The Tippett, at least, had purpose. It marked the start of a reassessment by the BBC SO of the composer’s orchestral music before the Britten centenary celebrations take over next year. It also commemorated the final outing of the Leopold Trio, whose members are to go their separate ways after 21 years together.
The Triple Concerto dates from 1979, placing it firmly within Tippett’s neo-lyrical phase. It was also influenced by the composer’s fascination with Indonesian gamelan music. The work gave the Trio, and other members of the orchestra, plenty of chances to shine. The rather awkward first movement contains brilliant cadenza-like solos for violin, viola and cello, and superbly blaring brass sections. The only rocky moment came when the BBC SO’s harpist almost fell off her chair, prompting solo violinist Isabelle van Keulen to turn around in bemusement. Notwithstanding this distraction, the sublime central movement was beautifully delivered, with all three soloists (including Lawrence Power’ viola and Kate Gould’s cello) rising and falling together along Tippett’s shifting melodic lines. With a significant quote from The Midsummer Marriage, the finale lays the work to rest with an air of resignation from the three soloists and gamelan-inspired percussion.
Following this, Henk de Vlieger’s 1991 The Ring — an orchestral adventure seemed even more of a cuckoo companion piece. For a start, Wagner had no particular influence on Tippett’s music. Secondly, the piece is not the sort of populist work that one associates with the BBC SO. Wagner himself loathed the presentation of ‘bleeding chunks’ of his music dramas in the concert hall. And Vlieger’s arrangement is little more than a series of orchestral highlights sticky taped together with brief bridging passages.
But for all that, Mark Wigglesworth and the BBC SO demonstrated a real flair for and affinity with Wagner’s music. So much so, that one could imagine them doing a better job in the pit than some of the more established, and complacent, opera house orchestras. Wigglesworth conjured up a murky Rhine at the start, swelling up into the Rhine Maiden’s glorious celebration of life and love. The Magic Fire music crackled and dazzled, while the Forest Murmurs section impressionistic in its subtlety. Principal horn Martin Owen suffered an early blip in Siegfried’s heroic prelude to the slaying of Fafner, but thereafter led a glorious brass ensemble in the Rhine Journey and Funeral Music. Brünnhilde’s Immolation was laden with drama and grandeur but could not quite dispel the feeling that it would all have been a lot better with the vocal parts left in.

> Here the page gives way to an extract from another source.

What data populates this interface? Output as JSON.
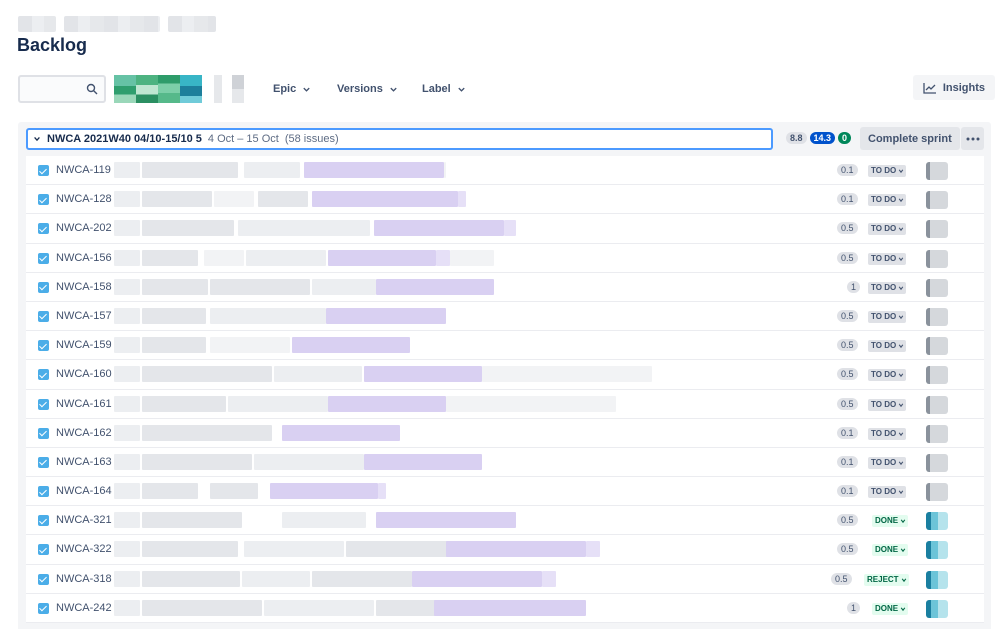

Further details of Barbican concerts can be found at barbican.org.uk